Voiceovers, Christmas, buddy cops, and dead women: The Nice Guys has everything that you’d expect from a Shane Black film, without much of the charm that most of the others have. Going for broke, Black opens The Nice Guys with a car crashing into a kid’s house and revealing a dead porn star, tits hanging out, blood splashed on her, and legs sort-of tastefully crossed. Turns out she’s part of a sprawling crime narrative that investigator Holland March (Ryan Gosling) and enforcer Jackson Healy (Russell Crowe) will stumble into when life throws them together into a crime-solving duo involving another missing young woman named Amelia (Margaret Qualley).
As it works its way through nearly two hours of awkward crime plotting, The Nice Guys tries a little too hard to make itself into a comedy. A movie featuring an experimental porn film that reveals government secrets at its center is already bold and amusing enough in concept, so much so that it shouldn’t be relying on already-done quips and physical comedy that gets repetitive. Much of the casual sexism and homophobia will be excused by it being a period film, but so much of the humor is hit-or-miss to the point where the most refreshing bits are when Gosling and Crowe only have each other to interact with.
Black and co-writer Anthony Bagarozzi have trouble breaking out of the mold that Black has established throughout his long buddy-film career, something that will either prove frustrating or delightful depending on your fondness of his writing. But Gosling and Crowe work beautifully opposite each other.

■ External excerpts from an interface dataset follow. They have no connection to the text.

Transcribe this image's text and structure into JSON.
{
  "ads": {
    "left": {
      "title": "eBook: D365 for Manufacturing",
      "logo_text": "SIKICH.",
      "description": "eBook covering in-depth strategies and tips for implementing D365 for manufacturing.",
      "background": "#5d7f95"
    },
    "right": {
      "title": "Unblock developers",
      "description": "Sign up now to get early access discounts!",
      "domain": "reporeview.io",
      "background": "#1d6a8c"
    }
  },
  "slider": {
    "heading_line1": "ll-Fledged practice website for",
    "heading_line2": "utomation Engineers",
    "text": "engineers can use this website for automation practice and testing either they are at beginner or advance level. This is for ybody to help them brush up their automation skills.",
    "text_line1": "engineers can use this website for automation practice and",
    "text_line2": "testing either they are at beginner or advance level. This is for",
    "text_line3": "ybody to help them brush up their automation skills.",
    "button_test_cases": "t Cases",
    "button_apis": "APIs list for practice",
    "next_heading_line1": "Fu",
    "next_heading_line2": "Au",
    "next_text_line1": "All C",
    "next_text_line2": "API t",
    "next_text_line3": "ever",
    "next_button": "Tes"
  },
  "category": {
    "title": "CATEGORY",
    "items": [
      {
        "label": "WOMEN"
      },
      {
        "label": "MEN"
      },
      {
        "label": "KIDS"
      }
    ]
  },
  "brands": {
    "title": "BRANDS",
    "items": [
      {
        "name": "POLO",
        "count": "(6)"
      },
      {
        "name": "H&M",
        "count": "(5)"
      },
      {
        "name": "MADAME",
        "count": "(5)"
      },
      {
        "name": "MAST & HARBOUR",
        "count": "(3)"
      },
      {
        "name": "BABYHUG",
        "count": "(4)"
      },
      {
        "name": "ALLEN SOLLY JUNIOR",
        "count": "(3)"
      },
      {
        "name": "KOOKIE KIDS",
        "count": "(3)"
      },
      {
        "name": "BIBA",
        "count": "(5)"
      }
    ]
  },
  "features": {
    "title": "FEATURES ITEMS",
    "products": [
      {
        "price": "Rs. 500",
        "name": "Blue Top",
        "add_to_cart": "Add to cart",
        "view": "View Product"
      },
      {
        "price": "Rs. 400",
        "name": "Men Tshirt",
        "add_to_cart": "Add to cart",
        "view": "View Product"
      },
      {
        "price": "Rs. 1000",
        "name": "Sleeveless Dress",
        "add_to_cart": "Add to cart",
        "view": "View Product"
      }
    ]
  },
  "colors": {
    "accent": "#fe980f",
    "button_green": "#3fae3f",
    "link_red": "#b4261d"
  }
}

Their performances are inarguably the film’s biggest driving force, with its other best feature being the good old-fashioned production value. Every moment feels like the ‘70s film folks paid money to see, and the soundtrack is brimming with 70s hits, even if they’re more underused and cut away from than every tune in a David O. Russell movie.
For a film with an abundance of supporting actresses, none of them amount to anything except for Angourie Rice, who plays Gosling’s daughter and delivers delightful one-liners at every beat. Kim Basinger, whose character Judith Kutner is embedded in the Department of Justice, gets a whole five to ten minutes of screen time due to its half-baked plot. Every attempt at a twist leads it down another predictable route, with a lazily written femme fatale or a dead girl waiting behind every corner. Sure, every actor is committed to their material, but the problem with The Nice Guys is that it thinks it’s being hilarious when it’s really being bland.
The Nice Guys can’t be completely dismissed as it does thankfully feature some entertaining fights and chase sequences (particularly in its climax, which comes as a breath of fresh air after trudging through what feels like forever of plotting). Those totally in love with Shane Black’s typical tropes will eat it up while those growing tired of them will find this another exercise in indulgence from the filmmaker with little to hold their interest. For the folks just entering the world of Black—however hard to believe, there are still many, as witnessed at my press screening—do yourself a favor by checking out Kiss Kiss Bang Bang or any of the films he’s written instead.
Directed by Shane Black; written by Shane Black & Anthony Bagarozzi; starring Ryan Gosling, Russell Crowe, Kim Basinger, Margaret Qualley, Angourie Rice, and Matt Bomer; 116 minutes.